Leonard Nino, Jr., Appellant v. The State of Texas, Appellee
-- September 05, 2013
Leonard Nino, Jr. pleaded guilty to the offense of driving while intoxicated. Nino also pleaded true to the enhancement and habitual allegations. The jury assessed punishment at 99 years confinement. We affirm.
Nino's appellate attorney filed an Anders brief in this appeal. See Anders v. California, 386 U.S. 738, 87 S.Ct. 1396, 18 L.Ed.2d 493 (1967). Nino was informed of his right to submit a brief or other response on his own behalf, and he did. However, we review a pro se brief or other response solely to determine if there are any arguable grounds for appeal. Bledsoe v. State, 178 S.W.3d 824, 827 (Tex.Crim.App.2005); see also In re Schulman, 252 S.W.3d 403, 409 n. 23 (Tex.Crim.App.2008).
Counsel asserts that he has “thoroughly and conscientiously” reviewed the complete reporter's record and clerk's record in the underlying proceeding in search of potentially meritorious issues on appeal. Counsel concludes that after due diligence, he can find no potentially meritorious issues to assert and is of the opinion that the appeal is frivolous. Counsel's brief evidences a professional evaluation of the record for error, and we conclude that counsel performed the duties required of appointed counsel. See Anders, 386 U.S. at 744; High v. State, 573 S.W.2d 807, 812 (Tex.Crim.App.1978); see also In re Schulman, 252 S.W.3d 403, 407 (Tex.Crim.App.2008).
In reviewing an Anders appeal, we must, “after a full examination of all the proceedings, ․ decide whether the case is wholly frivolous.” See Anders, 386 U.S. at 744; accord Stafford v. State, 813 S.W.2d 503, 509–11 (Tex.Crim.App.1991). An appeal is “wholly frivolous” or “without merit” when it “lacks any basis in law or fact.” McCoy v. Court of Appeals, 486 U.S. 429, 439 n. 10, 108 S.Ct. 1895, 100 L.Ed.2d 440 (1988). Arguments are frivolous when they “cannot conceivably persuade the court.” Id. at 436. An appeal is not wholly frivolous when it is based on “arguable grounds.” Stafford, 813 S.W.2d at 511.

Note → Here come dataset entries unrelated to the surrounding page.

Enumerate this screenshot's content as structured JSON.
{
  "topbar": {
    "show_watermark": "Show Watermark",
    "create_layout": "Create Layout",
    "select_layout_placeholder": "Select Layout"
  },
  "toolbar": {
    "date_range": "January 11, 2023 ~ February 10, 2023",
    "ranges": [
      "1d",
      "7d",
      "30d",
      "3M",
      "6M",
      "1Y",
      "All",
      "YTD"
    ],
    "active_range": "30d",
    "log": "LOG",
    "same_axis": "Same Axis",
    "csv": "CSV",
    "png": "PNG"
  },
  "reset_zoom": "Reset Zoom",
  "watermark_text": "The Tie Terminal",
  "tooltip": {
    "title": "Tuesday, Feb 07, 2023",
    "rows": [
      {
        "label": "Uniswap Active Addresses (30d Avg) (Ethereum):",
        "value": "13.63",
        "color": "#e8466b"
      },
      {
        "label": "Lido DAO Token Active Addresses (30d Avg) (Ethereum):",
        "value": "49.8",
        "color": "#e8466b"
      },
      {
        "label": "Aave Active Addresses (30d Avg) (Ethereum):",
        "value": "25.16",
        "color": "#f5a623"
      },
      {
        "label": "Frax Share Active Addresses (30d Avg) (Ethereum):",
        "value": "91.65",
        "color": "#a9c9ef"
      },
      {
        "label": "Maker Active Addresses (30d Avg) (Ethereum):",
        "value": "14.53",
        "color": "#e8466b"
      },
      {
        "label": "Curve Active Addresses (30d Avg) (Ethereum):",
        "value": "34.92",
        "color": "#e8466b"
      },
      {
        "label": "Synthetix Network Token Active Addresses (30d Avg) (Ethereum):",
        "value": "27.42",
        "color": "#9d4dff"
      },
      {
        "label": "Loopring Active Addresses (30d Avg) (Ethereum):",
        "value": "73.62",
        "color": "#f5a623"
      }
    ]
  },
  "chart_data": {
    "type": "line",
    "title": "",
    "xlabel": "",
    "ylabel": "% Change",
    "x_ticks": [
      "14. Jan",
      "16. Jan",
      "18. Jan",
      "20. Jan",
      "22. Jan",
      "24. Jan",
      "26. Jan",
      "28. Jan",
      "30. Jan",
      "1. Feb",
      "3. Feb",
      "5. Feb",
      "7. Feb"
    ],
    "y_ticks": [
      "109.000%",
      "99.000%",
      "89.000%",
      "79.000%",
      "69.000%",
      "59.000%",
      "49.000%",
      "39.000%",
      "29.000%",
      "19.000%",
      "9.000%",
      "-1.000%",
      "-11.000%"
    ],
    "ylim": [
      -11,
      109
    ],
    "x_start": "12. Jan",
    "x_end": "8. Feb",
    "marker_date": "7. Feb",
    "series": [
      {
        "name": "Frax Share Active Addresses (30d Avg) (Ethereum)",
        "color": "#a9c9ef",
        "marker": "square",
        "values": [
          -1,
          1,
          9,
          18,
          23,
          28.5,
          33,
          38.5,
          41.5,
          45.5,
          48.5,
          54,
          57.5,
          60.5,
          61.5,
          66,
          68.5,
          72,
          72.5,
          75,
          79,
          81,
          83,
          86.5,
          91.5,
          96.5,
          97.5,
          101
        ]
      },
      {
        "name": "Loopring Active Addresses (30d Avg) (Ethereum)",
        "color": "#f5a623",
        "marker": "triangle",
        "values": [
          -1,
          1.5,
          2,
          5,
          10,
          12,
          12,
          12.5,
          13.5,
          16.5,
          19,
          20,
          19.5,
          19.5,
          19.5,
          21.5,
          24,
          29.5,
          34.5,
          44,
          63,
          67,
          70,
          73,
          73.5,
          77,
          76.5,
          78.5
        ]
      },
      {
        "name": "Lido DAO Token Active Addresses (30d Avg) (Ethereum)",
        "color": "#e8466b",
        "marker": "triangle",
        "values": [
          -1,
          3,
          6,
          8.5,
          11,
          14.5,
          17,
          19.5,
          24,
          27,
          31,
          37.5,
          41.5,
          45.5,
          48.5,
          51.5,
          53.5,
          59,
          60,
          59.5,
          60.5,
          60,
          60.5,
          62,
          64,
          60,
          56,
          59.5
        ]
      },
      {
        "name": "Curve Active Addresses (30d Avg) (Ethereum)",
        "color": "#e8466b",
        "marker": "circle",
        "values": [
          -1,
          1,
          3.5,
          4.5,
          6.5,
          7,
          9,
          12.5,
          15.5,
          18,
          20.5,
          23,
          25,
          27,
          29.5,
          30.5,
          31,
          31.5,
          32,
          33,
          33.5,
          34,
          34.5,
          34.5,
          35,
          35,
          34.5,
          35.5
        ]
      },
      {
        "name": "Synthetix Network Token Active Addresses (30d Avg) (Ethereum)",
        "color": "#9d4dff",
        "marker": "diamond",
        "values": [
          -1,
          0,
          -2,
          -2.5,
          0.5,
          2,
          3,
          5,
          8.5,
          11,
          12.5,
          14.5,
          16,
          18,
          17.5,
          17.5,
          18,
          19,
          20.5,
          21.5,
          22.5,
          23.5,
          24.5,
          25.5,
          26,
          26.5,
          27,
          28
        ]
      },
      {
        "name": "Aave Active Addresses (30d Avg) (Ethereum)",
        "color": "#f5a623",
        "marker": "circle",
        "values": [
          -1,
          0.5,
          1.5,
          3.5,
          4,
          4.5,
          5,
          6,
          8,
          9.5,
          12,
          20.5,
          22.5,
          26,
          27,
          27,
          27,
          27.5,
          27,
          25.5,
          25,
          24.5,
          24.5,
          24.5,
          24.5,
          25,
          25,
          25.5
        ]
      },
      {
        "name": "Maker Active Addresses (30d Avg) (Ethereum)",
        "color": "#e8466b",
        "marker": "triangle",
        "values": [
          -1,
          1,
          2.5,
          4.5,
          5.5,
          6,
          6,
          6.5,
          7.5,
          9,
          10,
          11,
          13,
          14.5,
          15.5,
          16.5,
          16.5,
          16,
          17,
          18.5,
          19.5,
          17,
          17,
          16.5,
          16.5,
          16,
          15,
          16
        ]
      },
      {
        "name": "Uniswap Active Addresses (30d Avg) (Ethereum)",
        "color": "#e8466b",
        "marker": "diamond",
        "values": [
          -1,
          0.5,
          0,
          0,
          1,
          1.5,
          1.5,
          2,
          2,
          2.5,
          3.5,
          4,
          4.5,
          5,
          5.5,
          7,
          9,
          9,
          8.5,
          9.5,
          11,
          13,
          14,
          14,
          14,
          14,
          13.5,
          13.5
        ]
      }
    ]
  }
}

After reviewing the briefs, including Nino's pro se response, and the entire record in this appeal, we determine the appeal to be wholly frivolous. See Bledsoe v. State, 178 S.W.3d 824, 826–27 (Tex.Crim.App.2005). Accordingly, we affirm the trial court's judgment.
Should Nino wish to seek further review of this case by the Texas Court of Criminal Appeals, he must either retain an attorney to file a petition for discretionary review or must file a pro se petition for discretionary review. Any petition for discretionary review must be filed within thirty days from the date of this opinion or the last timely motion for rehearing or timely motion for en banc reconsideration was overruled by this Court. See Tex.R.App. P. 68.2. Any petition and all copies of the petition for discretionary review must be filed with the Clerk of the Court of Criminal Appeals. See Tex.R.App. P. 68.3. (Tex.Crim.App.1997, amended eff. Sept. 1, 2011). Any petition for discretionary review should comply with the requirements of Rule 68.4 of the Texas Rules of Appellate Procedure. See Tex.R.App. P. 68.4. See also In re Schulman, 252 S.W.3d at 409 n.22.
Counsel's request that he be allowed to withdraw from representation of Nino is granted. Additionally, counsel must send Nino a copy of our decision, notify him of his right to file a pro se petition for discretionary review, and send this Court a letter certifying counsel's compliance with Texas Rule of Appellate Procedure 48.4. Tex.R.App. P. 48.4; see also In re Schulman, 252 S.W.3d at 409 n.22.
AL SCOGGINS Justice